Element data from apps and pages
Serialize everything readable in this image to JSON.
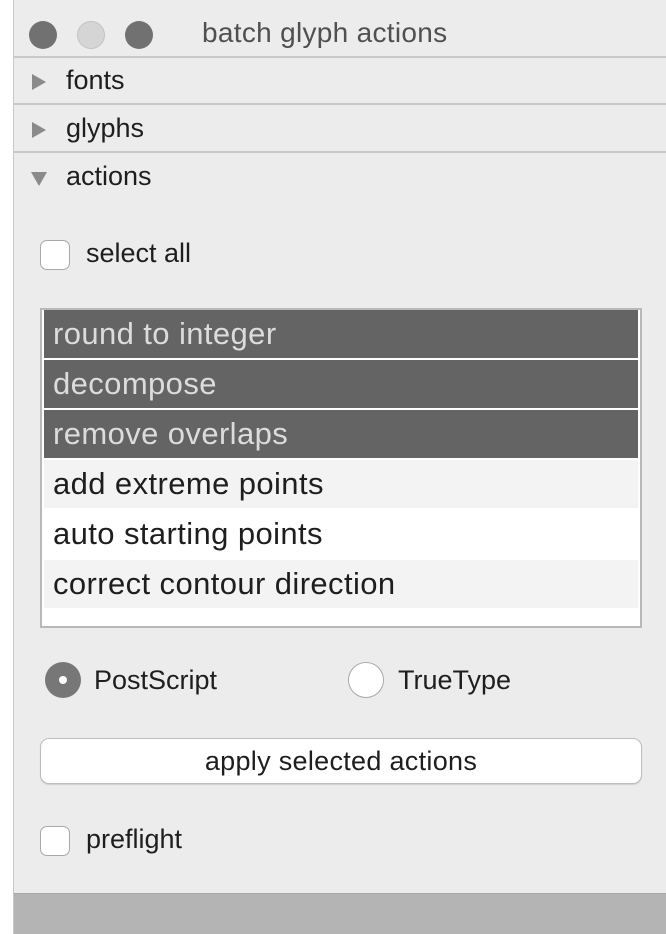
{
  "window": {
    "title": "batch glyph actions"
  },
  "sections": [
    {
      "label": "fonts",
      "expanded": false
    },
    {
      "label": "glyphs",
      "expanded": false
    },
    {
      "label": "actions",
      "expanded": true
    }
  ],
  "select_all": {
    "label": "select all",
    "checked": false
  },
  "actions": [
    {
      "label": "round to integer",
      "selected": true
    },
    {
      "label": "decompose",
      "selected": true
    },
    {
      "label": "remove overlaps",
      "selected": true
    },
    {
      "label": "add extreme points",
      "selected": false
    },
    {
      "label": "auto starting points",
      "selected": false
    },
    {
      "label": "correct contour direction",
      "selected": false
    }
  ],
  "outline_format": {
    "options": [
      "PostScript",
      "TrueType"
    ],
    "selected": "PostScript"
  },
  "apply_button": {
    "label": "apply selected actions"
  },
  "preflight": {
    "label": "preflight",
    "checked": false
  },
  "colors": {
    "selection": "#646464",
    "window_background": "#ececec"
  },
  "icons": {
    "collapsed": "disclosure-triangle-right-icon",
    "expanded": "disclosure-triangle-down-icon"
  }
}
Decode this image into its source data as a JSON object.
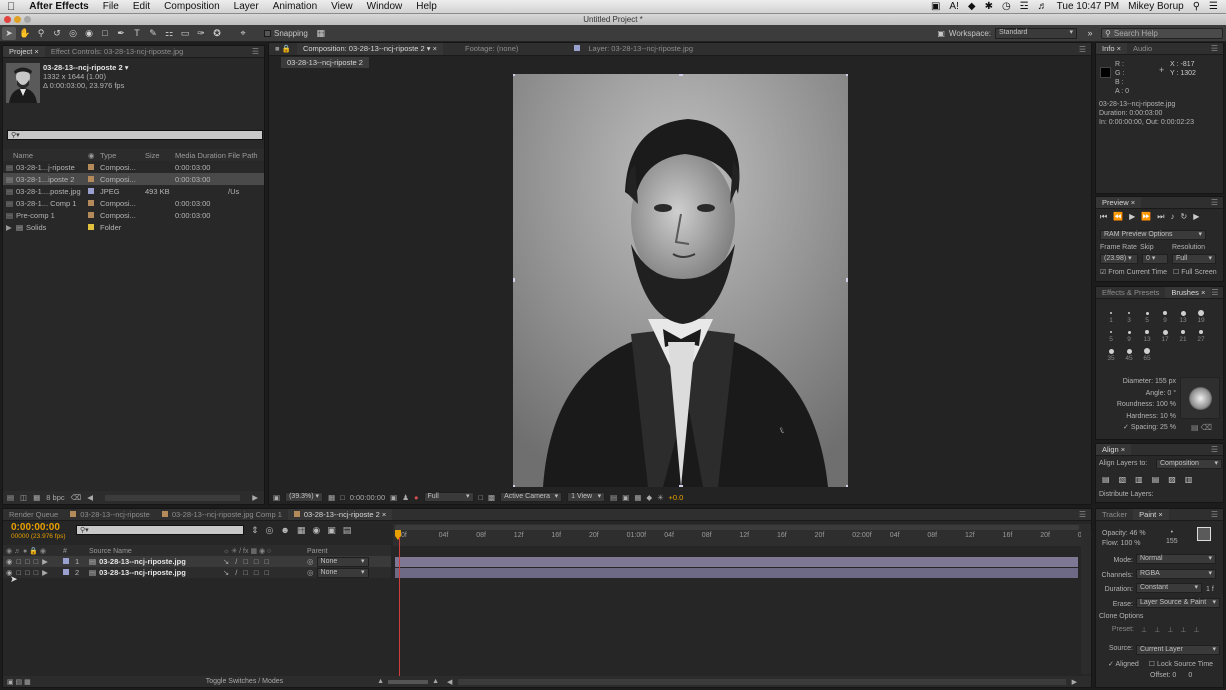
{
  "menubar": {
    "app": "After Effects",
    "items": [
      "File",
      "Edit",
      "Composition",
      "Layer",
      "Animation",
      "View",
      "Window",
      "Help"
    ],
    "clock": "Tue 10:47 PM",
    "user": "Mikey Borup"
  },
  "window_title": "Untitled Project *",
  "toolbar": {
    "snapping": "Snapping",
    "workspace_label": "Workspace:",
    "workspace_value": "Standard",
    "search_placeholder": "Search Help"
  },
  "project": {
    "tabs": [
      "Project",
      "Effect Controls: 03-28-13-ncj-riposte.jpg"
    ],
    "selected_name": "03-28-13--ncj-riposte 2",
    "selected_dims": "1332 x 1644 (1.00)",
    "selected_duration": "Δ 0:00:03:00, 23.976 fps",
    "columns": [
      "Name",
      "Type",
      "Size",
      "Media Duration",
      "File Path"
    ],
    "items": [
      {
        "name": "03-28-1...j-riposte",
        "type": "Composi...",
        "size": "",
        "duration": "0:00:03:00",
        "path": "",
        "color": "#b48a5a"
      },
      {
        "name": "03-28-1...iposte 2",
        "type": "Composi...",
        "size": "",
        "duration": "0:00:03:00",
        "path": "",
        "color": "#b48a5a"
      },
      {
        "name": "03-28-1....poste.jpg",
        "type": "JPEG",
        "size": "493 KB",
        "duration": "",
        "path": "/Us",
        "color": "#9aa0d0"
      },
      {
        "name": "03-28-1... Comp 1",
        "type": "Composi...",
        "size": "",
        "duration": "0:00:03:00",
        "path": "",
        "color": "#b48a5a"
      },
      {
        "name": "Pre-comp 1",
        "type": "Composi...",
        "size": "",
        "duration": "0:00:03:00",
        "path": "",
        "color": "#b48a5a"
      },
      {
        "name": "Solids",
        "type": "Folder",
        "size": "",
        "duration": "",
        "path": "",
        "color": "#e2c23c"
      }
    ],
    "bpc": "8 bpc"
  },
  "composition": {
    "tabs": [
      "Composition: 03-28-13--ncj-riposte 2",
      "Footage: (none)",
      "Layer: 03-28-13--ncj-riposte.jpg"
    ],
    "subtab": "03-28-13--ncj-riposte 2",
    "zoom": "(39.3%)",
    "time": "0:00:00:00",
    "resolution": "Full",
    "camera": "Active Camera",
    "view": "1 View",
    "exposure": "+0.0"
  },
  "info": {
    "tabs": [
      "Info",
      "Audio"
    ],
    "r": "R :",
    "g": "G :",
    "b": "B :",
    "a": "A : 0",
    "x": "X : -817",
    "y": "Y : 1302",
    "file": "03-28-13--ncj-riposte.jpg",
    "duration": "Duration: 0:00:03:00",
    "inout": "In: 0:00:00:00, Out: 0:00:02:23"
  },
  "preview": {
    "tab": "Preview",
    "ram": "RAM Preview Options",
    "frame_rate_label": "Frame Rate",
    "skip_label": "Skip",
    "resolution_label": "Resolution",
    "frame_rate": "(23.98)",
    "skip": "0",
    "resolution": "Full",
    "from_current": "From Current Time",
    "full_screen": "Full Screen"
  },
  "brushes": {
    "tabs": [
      "Effects & Presets",
      "Brushes"
    ],
    "sizes": [
      "1",
      "3",
      "5",
      "9",
      "13",
      "19",
      "5",
      "9",
      "13",
      "17",
      "21",
      "27",
      "35",
      "45",
      "65"
    ],
    "diameter": "Diameter: 155 px",
    "angle": "Angle: 0 °",
    "roundness": "Roundness: 100 %",
    "hardness": "Hardness: 10 %",
    "spacing": "Spacing: 25 %"
  },
  "align": {
    "tab": "Align",
    "layers_to": "Align Layers to:",
    "target": "Composition",
    "distribute": "Distribute Layers:"
  },
  "paint": {
    "tabs": [
      "Tracker",
      "Paint"
    ],
    "opacity": "Opacity: 46 %",
    "flow": "Flow: 100 %",
    "brush_size": "155",
    "mode_label": "Mode:",
    "mode": "Normal",
    "channels_label": "Channels:",
    "channels": "RGBA",
    "duration_label": "Duration:",
    "duration": "Constant",
    "duration_f": "1 f",
    "erase_label": "Erase:",
    "erase": "Layer Source & Paint",
    "clone_options": "Clone Options",
    "preset_label": "Preset:",
    "source_label": "Source:",
    "source": "Current Layer",
    "aligned": "Aligned",
    "lock_source": "Lock Source Time",
    "offset": "Offset: 0",
    "offset2": "0"
  },
  "timeline": {
    "tabs": [
      "Render Queue",
      "03-28-13--ncj-riposte",
      "03-28-13--ncj-riposte.jpg Comp 1",
      "03-28-13--ncj-riposte 2"
    ],
    "timecode": "0:00:00:00",
    "fps": "00000 (23.976 fps)",
    "col_num": "#",
    "col_source": "Source Name",
    "col_parent": "Parent",
    "layers": [
      {
        "num": "1",
        "name": "03-28-13--ncj-riposte.jpg",
        "parent": "None"
      },
      {
        "num": "2",
        "name": "03-28-13--ncj-riposte.jpg",
        "parent": "None"
      }
    ],
    "ruler": [
      "0f",
      "04f",
      "08f",
      "12f",
      "16f",
      "20f",
      "01:00f",
      "04f",
      "08f",
      "12f",
      "16f",
      "20f",
      "02:00f",
      "04f",
      "08f",
      "12f",
      "16f",
      "20f",
      "03:0"
    ],
    "toggle": "Toggle Switches / Modes"
  },
  "colors": {
    "accent": "#e8a000",
    "layer_bar": "#8e87a8",
    "playhead": "#d23c3c",
    "panel": "#282828"
  }
}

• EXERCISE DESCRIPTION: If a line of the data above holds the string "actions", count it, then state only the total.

• COMPLETED TASK: 4